• PROBLEM DETAILS
Once you have read the records below, report how many lines contain the word "comment", and give nothing besides that number.

• THE DATA
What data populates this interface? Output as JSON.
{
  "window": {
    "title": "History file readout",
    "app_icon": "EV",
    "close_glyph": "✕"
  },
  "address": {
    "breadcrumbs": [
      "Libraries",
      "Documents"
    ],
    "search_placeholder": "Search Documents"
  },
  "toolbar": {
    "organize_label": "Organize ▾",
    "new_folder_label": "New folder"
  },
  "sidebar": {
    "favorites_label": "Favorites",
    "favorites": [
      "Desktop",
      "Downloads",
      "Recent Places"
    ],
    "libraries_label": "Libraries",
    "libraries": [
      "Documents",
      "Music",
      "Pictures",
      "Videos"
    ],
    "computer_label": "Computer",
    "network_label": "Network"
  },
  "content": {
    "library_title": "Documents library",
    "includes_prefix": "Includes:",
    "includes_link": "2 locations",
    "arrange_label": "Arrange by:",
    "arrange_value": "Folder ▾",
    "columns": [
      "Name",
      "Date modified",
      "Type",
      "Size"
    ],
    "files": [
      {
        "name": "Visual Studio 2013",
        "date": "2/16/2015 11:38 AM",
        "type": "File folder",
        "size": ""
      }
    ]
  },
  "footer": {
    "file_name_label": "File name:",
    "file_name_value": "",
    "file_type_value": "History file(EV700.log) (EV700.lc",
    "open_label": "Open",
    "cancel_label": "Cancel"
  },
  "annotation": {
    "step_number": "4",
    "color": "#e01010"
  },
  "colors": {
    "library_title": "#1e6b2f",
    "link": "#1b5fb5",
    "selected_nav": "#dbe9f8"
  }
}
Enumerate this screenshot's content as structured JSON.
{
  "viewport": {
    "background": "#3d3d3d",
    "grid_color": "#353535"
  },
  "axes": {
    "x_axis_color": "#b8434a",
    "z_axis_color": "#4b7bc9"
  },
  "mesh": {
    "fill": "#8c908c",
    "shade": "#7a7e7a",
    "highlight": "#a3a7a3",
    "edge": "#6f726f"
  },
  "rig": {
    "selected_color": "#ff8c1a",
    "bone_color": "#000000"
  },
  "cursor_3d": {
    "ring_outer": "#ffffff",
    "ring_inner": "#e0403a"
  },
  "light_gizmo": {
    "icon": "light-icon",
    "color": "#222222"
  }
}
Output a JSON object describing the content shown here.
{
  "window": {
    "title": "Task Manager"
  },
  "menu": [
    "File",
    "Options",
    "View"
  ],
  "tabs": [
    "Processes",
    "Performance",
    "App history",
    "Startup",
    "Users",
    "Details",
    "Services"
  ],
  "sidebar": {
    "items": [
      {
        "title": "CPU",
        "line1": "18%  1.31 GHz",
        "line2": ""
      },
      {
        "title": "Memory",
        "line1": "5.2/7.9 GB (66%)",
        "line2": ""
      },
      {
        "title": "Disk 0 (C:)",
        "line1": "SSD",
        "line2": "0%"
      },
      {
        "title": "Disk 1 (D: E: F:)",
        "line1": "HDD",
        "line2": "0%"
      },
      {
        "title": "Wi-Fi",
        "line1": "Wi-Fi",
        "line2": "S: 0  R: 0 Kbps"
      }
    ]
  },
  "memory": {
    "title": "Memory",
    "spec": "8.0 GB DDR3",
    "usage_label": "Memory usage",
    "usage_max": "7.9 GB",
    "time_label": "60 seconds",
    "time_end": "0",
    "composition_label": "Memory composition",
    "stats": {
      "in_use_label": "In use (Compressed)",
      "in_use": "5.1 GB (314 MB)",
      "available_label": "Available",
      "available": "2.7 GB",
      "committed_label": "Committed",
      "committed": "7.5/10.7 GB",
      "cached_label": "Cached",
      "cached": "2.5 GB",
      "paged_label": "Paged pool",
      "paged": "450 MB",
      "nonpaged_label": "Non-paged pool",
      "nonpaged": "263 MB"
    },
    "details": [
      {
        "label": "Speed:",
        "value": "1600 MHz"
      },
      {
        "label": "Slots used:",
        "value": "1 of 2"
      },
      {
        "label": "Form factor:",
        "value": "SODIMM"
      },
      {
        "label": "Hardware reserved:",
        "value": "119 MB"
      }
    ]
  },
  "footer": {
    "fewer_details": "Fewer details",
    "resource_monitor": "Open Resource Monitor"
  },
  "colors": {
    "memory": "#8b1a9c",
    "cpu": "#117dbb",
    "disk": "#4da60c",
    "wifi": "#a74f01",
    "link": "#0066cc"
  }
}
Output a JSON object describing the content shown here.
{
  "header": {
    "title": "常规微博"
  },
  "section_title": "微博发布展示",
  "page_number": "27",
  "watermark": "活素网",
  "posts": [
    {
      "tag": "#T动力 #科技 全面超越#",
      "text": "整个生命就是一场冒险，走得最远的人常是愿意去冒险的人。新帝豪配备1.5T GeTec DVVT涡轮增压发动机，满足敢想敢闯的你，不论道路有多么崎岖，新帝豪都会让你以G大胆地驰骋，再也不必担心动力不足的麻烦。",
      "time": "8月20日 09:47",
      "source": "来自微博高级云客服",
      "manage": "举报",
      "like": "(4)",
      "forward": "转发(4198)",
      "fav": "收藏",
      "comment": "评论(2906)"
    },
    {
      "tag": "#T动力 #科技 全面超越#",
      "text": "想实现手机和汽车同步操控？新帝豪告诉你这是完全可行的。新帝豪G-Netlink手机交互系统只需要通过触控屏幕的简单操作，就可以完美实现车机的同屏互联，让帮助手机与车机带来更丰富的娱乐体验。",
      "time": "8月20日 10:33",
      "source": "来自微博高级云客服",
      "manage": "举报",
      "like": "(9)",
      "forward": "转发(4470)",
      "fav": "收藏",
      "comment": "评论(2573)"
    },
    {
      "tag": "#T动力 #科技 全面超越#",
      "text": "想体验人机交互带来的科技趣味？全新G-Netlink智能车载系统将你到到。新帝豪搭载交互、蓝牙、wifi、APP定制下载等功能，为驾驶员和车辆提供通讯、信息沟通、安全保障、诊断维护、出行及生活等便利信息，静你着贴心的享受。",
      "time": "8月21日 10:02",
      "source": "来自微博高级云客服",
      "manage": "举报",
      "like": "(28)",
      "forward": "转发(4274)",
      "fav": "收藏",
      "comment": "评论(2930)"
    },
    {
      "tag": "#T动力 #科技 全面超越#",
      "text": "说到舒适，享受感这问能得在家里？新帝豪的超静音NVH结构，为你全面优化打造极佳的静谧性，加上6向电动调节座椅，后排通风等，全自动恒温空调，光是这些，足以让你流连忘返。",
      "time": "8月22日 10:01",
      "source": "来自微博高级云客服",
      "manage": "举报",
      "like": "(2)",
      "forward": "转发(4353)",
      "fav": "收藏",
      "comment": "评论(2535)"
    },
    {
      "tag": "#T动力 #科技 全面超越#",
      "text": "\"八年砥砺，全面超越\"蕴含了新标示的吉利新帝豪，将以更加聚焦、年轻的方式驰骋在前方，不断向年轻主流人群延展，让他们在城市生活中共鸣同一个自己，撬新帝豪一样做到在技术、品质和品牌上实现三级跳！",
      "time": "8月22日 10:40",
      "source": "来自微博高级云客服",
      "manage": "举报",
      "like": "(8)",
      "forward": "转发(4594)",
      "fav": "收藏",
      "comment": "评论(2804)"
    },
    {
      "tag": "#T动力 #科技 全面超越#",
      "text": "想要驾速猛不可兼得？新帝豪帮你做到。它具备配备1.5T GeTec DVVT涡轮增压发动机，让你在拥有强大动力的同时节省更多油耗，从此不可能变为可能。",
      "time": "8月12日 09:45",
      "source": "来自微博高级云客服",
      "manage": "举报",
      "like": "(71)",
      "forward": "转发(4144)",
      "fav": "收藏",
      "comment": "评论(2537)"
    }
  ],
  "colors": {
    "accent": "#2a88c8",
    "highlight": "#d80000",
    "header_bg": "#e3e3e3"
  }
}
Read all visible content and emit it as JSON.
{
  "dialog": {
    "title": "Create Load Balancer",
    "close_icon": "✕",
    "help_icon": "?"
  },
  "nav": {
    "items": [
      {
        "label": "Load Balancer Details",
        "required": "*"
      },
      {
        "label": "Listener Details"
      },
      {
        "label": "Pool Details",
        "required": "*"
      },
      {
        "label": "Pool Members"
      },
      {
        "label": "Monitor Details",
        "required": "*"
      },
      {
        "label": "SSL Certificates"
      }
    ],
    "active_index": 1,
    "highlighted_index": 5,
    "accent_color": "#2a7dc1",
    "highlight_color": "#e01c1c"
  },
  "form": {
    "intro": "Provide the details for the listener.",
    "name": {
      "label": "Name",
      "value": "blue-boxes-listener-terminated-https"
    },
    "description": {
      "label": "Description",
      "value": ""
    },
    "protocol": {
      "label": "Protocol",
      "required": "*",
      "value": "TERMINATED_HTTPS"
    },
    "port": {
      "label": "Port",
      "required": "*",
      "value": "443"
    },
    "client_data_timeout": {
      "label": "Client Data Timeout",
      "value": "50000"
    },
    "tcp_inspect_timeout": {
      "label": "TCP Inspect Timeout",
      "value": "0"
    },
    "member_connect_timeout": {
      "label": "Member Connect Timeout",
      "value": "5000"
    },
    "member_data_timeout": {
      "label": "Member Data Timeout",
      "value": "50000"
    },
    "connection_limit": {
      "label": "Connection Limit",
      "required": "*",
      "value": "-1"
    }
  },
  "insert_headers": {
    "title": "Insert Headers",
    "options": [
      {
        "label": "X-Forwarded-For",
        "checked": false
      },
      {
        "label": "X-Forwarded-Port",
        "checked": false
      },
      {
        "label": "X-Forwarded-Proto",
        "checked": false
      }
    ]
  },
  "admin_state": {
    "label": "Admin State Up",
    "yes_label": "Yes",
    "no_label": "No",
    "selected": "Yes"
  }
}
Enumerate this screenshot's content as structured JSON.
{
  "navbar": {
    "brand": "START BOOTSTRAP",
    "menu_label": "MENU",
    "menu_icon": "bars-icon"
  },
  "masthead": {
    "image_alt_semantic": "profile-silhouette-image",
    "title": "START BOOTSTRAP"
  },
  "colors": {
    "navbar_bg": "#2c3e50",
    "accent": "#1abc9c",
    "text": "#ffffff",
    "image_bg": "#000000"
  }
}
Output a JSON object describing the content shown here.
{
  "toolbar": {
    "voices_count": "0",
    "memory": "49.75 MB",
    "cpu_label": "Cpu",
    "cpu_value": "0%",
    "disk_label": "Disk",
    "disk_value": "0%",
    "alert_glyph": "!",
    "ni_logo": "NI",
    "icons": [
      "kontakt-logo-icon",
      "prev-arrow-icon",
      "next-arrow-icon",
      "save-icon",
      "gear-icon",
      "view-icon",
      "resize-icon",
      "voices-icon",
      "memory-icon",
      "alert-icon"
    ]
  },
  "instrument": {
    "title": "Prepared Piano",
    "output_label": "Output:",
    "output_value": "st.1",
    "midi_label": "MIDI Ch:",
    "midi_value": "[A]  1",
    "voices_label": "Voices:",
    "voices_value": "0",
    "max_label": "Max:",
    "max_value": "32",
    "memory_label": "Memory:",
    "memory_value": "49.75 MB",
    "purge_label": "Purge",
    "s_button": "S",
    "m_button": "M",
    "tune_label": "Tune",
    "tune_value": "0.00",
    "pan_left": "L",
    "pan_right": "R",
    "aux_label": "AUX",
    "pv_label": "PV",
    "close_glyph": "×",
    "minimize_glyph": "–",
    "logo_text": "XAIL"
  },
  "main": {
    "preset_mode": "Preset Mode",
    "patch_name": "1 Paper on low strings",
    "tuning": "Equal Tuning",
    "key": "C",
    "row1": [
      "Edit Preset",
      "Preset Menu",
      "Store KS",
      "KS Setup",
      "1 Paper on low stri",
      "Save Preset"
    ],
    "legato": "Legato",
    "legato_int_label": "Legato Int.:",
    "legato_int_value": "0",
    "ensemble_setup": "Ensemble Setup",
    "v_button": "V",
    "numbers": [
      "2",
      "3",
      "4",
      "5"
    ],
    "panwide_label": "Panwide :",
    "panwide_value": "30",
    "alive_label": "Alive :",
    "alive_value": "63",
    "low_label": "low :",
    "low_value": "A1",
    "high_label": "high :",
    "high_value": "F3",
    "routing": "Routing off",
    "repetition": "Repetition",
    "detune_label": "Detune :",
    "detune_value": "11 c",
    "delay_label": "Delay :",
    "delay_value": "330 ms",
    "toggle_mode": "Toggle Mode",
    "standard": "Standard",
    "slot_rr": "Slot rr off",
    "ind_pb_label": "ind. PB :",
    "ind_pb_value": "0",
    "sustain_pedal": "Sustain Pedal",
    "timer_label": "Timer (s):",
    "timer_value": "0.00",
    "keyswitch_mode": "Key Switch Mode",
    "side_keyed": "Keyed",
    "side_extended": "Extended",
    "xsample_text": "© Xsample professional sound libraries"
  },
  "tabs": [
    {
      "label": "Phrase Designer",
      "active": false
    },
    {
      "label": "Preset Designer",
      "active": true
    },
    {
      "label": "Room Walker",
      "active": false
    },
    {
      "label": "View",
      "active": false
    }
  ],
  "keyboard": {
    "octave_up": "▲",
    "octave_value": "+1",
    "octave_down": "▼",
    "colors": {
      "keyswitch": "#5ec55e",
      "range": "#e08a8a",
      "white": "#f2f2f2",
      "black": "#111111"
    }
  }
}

• ANSWER TO THIS TASK
6